No show can be good without good writing. And the writing on Banshee has been top notch. The characters are great, the villains are great, and subplots are great. Each episode is contained, although they do have a story arc flowing through the entire season, even throughout the entire series. That's instrumental in keeping a viewer interested. And I am.
What really sets Banshee apart is the directing. Again, wow. Some of the best directing I've ever seen anywhere. And the fight scenes? They're so good they even rival the best of Corey Yuen. In fact, the fight scene I just saw last night was one of the best fight scenes of all time, imo. And it was between a man and a woman! I've already made my opinion known about "tough chicks" but heck, I must say it was simply one of the best ever!
Yeah, Banshee wins on all fronts. It's one of the best shows ever made.
Monday, March 2, 2015
I'm including agents from the UK in my queries this time because John Dunn is largely a British story. It takes place in the British colony of Natal, and it also takes place in Zululand, which was annexed as a British colony, and the Anglo-Zulu War is depicted in the story, .
It might be that a UK publisher would be more interested in publishing my John Dunn book for those same reasons. After all, the Shaka Zulu miniseries was a British production, and so too were the Zulu War movies that were made. There were two of them. The first was called Zulu, and it starred Michael Caine and Stanley Baker. The second was Zulu's prequel, called Zulu Dawn, and it starred Peter O'Toole and Burt Lancaster. Both were outstanding movies, imo, as was the minieseries Shaka Zulu.
The John Dunn book is finished with the second round of revisions, but that doesn't mean it's finished.
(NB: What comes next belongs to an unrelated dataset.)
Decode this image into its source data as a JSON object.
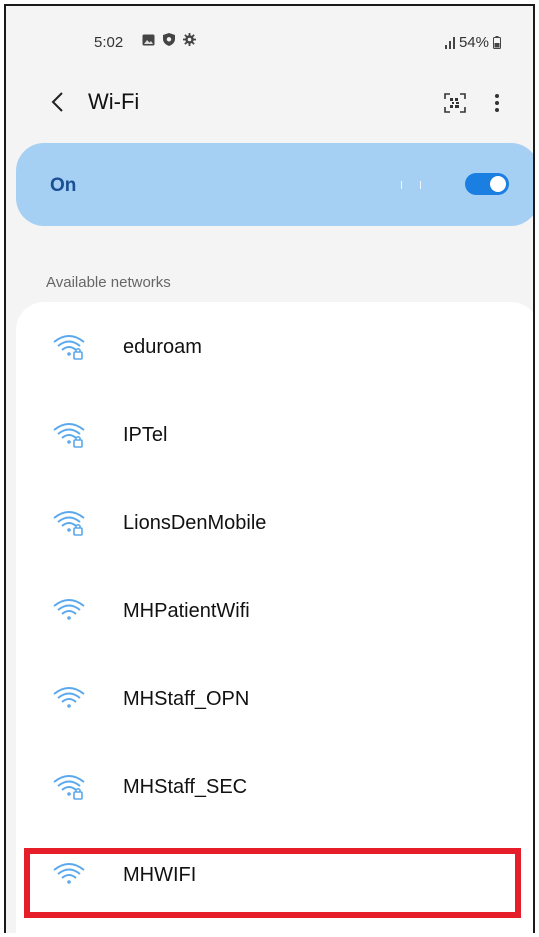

Even after I sent the first ten pages to some agents, and the first three chapters to some more, I did find places to polish it up somewhat. Which means I made the same mistake. I was too quick on the trigger. I should have waited until today to send those query emails.
So for the next few weeks, what I'll be doing is going through that MS again and again, polishing it up to make it better and improve its chances of attracting representation. Hopefully it will happen. Fingers crossed.